For gaps around pipes or wiring, use high-temperature silicone caulk. For gaps around recessed lighting fixtures, use fire-rated caulk. Use weatherstripping around doors and windows to seal gaps.
Use tape to seal any seams or gaps in ductwork. Use foil tape or mastic sealant for ductwork that gets hot, such as around furnaces or water heaters. Use duct sealant for ductwork that stays cool, such as around air conditioning units.
Weatherstripping is an effective way to seal gaps around doors and windows. Use adhesive-backed foam tape or V-strip weatherstripping to seal gaps around doors and windows. Use door sweeps to seal gaps at the bottom of doors.
When sealing air leaks, be sure to wear a dust mask and gloves to protect yourself from insulation fibers and dust. Check for moisture in the attic and address any leaks or moisture problems before insulating. Consider installing a vapor barrier to prevent moisture from entering the attic.
Finally, consider performing a blower-door test to identify any remaining air leaks. This test uses a fan to depressurize the house and identify any leaks. Once you have identified all the air leaks, seal them using the methods described above.
By following these steps, you can effectively seal air leaks in your attic and maximize the effectiveness of your insulation.
Insulating an attic floor is a great way to improve energy efficiency in your home. By preventing heat loss, you can save money on your energy bills and reduce your carbon footprint.
When it comes to choosing the right insulation material, cellulose is the best choice, followed by blown-in fiberglass. Fiberglass batts are the least effective option.
Before you start insulating, make sure to seal any air leaks in the ceiling to maximize the effectiveness of the insulation. It’s also important to wear protective gear, such as gloves and a mask, to avoid inhaling insulation fibers.
When laying out the insulation, be sure to cut the product on the ground, not in the attic, to avoid making a mess. Also, make sure that the paper side of the insulation faces downward if you mainly heat your home, and upward if you mainly cool it.
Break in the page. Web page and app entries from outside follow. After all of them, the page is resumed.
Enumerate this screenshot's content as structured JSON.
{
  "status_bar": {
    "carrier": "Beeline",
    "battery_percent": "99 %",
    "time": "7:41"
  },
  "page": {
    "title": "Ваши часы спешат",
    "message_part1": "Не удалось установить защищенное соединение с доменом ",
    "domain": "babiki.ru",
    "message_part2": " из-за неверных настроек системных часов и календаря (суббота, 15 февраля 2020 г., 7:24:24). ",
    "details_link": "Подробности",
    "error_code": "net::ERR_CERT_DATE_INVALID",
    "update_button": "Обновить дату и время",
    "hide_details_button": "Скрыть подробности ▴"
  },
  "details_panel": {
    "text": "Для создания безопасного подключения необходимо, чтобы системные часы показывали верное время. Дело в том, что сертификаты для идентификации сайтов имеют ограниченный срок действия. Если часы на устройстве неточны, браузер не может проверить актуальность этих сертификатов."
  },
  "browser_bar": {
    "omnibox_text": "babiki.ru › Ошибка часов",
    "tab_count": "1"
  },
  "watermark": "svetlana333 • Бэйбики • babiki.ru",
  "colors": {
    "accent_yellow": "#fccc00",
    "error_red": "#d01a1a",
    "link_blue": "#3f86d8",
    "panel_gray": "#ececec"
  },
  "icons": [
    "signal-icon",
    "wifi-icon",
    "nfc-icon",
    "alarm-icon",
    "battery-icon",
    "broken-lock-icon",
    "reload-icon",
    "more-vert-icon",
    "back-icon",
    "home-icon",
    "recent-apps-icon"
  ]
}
Overall, insulating your attic floor is a relatively easy and cost-effective DIY project that can yield significant benefits. With the right materials and techniques, you can create a more comfortable and energy-efficient home.